From the beginning, the new Battlestar Galactica has taken ideas from many sources (including its namesake, of course), but the most notable borrowing point for my money has been Philip Dick’s Do Androids Dream of Electric Sheep. To put it simply: both feature robots that look like humans and explore the moral and practical implications of that notion. And, well, both feature some flesh and blood robots that want to help humans and some that want to kill them. In Electric Sheep, they’re called replicants; in Galactica, cylons.
What’s interesting in Galactica, though, is the way it has turned the tables on some of Dick’s ideas. For instance, it’s the robots who are on the run in Electric Sheep where the humans are the hunted in Galactica. In Dick’s book, the robots are individuals, each one different. In Galactica, the robots are copies of specific humans and each has hundreds of duplicates.
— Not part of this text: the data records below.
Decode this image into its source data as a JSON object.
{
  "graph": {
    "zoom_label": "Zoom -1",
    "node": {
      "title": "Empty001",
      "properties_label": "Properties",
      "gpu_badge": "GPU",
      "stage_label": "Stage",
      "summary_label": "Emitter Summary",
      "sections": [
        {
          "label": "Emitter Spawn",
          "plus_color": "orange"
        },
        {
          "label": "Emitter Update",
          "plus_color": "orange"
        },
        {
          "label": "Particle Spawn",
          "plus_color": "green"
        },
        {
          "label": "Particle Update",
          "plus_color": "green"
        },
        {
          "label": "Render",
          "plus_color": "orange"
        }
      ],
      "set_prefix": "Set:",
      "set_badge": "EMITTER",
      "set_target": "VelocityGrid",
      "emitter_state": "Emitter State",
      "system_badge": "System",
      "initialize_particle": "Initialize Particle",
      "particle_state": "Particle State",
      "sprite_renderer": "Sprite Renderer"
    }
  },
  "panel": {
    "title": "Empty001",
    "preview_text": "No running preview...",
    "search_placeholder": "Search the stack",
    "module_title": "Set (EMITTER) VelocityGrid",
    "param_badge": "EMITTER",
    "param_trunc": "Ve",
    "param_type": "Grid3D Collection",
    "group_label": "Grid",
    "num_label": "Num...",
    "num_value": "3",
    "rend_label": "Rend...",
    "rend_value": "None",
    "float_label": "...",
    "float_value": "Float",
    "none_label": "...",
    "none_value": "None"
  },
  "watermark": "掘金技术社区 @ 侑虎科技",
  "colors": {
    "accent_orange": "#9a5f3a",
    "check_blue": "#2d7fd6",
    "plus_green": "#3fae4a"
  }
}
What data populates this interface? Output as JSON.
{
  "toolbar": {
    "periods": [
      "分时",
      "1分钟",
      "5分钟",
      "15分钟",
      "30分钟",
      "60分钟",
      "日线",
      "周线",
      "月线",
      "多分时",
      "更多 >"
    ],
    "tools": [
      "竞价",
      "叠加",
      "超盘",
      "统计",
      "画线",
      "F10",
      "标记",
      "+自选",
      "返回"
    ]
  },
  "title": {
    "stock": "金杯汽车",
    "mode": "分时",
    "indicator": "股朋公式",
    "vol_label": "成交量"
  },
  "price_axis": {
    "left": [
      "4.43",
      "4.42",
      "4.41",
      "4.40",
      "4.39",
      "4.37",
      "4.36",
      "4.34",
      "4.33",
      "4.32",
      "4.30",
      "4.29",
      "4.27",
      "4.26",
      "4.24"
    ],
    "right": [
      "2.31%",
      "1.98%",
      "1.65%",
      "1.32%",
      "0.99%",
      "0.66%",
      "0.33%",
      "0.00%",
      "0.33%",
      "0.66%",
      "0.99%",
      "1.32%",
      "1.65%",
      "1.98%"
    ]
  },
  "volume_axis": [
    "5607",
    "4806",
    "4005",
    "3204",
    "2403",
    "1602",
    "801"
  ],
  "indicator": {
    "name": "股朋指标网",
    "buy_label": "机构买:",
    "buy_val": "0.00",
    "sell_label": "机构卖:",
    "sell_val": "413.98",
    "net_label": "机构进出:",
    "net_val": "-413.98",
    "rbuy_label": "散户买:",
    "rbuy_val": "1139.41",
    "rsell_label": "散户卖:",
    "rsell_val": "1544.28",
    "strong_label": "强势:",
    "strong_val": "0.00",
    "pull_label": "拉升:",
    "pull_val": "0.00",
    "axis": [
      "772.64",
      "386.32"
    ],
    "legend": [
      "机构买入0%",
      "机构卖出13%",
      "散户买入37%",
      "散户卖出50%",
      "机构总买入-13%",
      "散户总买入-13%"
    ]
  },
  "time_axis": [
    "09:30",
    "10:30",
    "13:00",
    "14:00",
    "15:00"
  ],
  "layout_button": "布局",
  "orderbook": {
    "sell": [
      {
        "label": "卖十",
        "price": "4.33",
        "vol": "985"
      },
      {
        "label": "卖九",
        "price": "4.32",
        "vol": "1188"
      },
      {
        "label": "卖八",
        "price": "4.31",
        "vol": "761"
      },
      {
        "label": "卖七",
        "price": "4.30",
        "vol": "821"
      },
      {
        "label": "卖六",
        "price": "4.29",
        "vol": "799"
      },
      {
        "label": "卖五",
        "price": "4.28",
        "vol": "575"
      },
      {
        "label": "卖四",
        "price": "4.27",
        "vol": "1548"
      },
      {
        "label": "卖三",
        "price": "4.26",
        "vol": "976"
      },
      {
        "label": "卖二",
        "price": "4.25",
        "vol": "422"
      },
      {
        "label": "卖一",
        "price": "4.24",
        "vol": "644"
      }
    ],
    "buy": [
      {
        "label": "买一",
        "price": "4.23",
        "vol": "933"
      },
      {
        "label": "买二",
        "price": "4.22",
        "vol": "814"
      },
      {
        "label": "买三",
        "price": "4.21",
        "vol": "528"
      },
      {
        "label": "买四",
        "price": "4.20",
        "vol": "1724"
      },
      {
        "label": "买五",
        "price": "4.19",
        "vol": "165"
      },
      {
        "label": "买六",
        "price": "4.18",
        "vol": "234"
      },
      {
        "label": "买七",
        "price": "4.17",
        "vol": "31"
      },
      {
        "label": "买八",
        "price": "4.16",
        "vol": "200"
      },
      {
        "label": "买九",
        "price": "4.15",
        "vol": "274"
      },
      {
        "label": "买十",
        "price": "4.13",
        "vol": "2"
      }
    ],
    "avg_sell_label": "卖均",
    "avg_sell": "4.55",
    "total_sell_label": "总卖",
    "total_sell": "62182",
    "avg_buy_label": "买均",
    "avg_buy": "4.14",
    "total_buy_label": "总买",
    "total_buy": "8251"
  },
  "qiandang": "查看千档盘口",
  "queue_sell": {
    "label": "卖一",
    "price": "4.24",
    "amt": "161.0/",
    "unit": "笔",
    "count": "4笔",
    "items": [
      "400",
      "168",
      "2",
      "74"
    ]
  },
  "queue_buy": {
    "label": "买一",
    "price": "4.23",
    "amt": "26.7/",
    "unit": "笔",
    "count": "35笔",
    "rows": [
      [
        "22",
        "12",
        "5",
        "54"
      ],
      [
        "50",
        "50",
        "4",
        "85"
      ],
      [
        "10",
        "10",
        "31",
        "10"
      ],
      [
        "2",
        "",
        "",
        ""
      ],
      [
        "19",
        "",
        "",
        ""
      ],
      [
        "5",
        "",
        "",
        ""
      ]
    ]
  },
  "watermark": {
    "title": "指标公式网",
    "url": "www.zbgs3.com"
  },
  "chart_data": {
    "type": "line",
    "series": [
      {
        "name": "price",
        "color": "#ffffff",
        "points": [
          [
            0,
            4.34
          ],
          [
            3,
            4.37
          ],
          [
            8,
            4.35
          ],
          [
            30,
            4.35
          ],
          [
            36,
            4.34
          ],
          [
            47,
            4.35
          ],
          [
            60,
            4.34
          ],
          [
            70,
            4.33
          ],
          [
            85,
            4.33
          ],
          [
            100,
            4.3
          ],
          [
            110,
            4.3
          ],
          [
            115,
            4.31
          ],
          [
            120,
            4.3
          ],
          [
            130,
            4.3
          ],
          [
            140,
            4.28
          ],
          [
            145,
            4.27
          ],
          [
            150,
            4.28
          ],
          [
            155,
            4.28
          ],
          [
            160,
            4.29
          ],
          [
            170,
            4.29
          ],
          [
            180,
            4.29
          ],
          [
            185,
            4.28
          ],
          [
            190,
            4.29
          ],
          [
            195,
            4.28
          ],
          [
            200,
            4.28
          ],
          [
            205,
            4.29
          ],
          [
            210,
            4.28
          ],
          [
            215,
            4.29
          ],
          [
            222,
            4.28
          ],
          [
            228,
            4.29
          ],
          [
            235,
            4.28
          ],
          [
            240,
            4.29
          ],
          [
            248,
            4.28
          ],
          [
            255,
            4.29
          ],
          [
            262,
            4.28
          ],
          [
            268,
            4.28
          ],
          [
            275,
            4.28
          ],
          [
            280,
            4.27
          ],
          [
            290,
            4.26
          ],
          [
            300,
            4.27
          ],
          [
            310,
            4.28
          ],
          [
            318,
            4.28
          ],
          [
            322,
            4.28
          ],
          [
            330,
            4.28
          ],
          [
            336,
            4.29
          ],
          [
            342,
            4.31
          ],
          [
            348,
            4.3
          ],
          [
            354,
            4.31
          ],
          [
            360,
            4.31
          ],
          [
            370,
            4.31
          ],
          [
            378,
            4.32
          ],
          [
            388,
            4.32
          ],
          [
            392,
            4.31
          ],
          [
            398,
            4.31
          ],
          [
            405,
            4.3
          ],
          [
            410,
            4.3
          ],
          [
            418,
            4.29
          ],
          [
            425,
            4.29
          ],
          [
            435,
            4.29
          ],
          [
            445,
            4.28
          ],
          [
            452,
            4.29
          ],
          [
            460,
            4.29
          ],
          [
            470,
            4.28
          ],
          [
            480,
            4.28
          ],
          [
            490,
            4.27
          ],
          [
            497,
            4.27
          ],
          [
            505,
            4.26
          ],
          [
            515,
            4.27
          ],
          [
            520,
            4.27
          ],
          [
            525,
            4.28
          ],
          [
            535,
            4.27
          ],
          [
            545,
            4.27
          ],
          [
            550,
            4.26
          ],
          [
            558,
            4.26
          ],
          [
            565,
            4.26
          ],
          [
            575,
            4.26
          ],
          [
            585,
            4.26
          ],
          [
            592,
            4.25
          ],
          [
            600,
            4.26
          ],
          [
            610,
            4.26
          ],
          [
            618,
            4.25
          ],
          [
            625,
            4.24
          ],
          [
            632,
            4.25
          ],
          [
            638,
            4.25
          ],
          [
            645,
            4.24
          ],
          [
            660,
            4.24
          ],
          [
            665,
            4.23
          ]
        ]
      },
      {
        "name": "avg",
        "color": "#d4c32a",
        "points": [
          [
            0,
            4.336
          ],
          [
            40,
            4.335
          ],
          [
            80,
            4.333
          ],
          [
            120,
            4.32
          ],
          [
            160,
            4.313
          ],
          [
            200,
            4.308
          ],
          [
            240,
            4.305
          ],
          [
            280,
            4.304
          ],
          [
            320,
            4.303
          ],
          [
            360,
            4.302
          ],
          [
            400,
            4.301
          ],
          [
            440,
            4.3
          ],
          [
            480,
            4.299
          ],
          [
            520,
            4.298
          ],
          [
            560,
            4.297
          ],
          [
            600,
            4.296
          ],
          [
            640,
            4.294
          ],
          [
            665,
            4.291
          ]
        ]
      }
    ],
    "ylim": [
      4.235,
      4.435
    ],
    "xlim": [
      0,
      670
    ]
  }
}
Another clever reversal takes place in the most recent Battlestar episode (207). Fans may recall a scene at the end of Blade Runner (the film adaptation of Electric Sheep) where human Rick Deckard looks to gather replicant Rachel and go on the run, hiding her from authorities who would “retire” her. Rick asks her: “Do you love me?” She nods. “Do you trust me?” She nods again. And they’re out the door.
In last week’s Battlestar, a similarly tense situation arises when cylon Sharon makes a disturbingly vague assertion about needing to take matters into her own hands. When Helo expresses concern, she asks him: “Do you love me?” He nods. “Do you trust me?” He nods again. And the new Sharon goes on to prove herself where the old Sharon failed.
So, Blade Runner has the human asking the robot to trust him where Galactica has the opposite, and in the exact same words. One has to wonder what Galactica’s creators are saying by this. Perhaps it’s a statement about which group (robot or human) is in power in their respective worlds: trust is one of the few things that cannot be extracted by the powerful from the powerless — it must be given. Or, it could be a statement about gender roles: in Blade Runner, Rick was protecting Rachel. In Galactica, Sharon makes a gutsy move and protects both herself and Helo. Are Galactica’s writers reacting to the suggested misogynistic subtext in Blade Runner?
Regardless of the explanation it’s thought-provoking stuff, proving that this new Battlestar can take on and (for the most part) handle well some of the toughest ideas in science fiction. When they first took on the replicant angle, it seemed echoes of Dick would haunt them. Now it’s beginning to seem a mere TV show may actually find a way to do him justice.
Trivia: Edward James Olmos (Commander Adama) was in Blade Runner, too. Think Galactica’s creators might be fans yet? Oh, and to complicate matters further, it turns out that Rick Deckard was a replicant after all.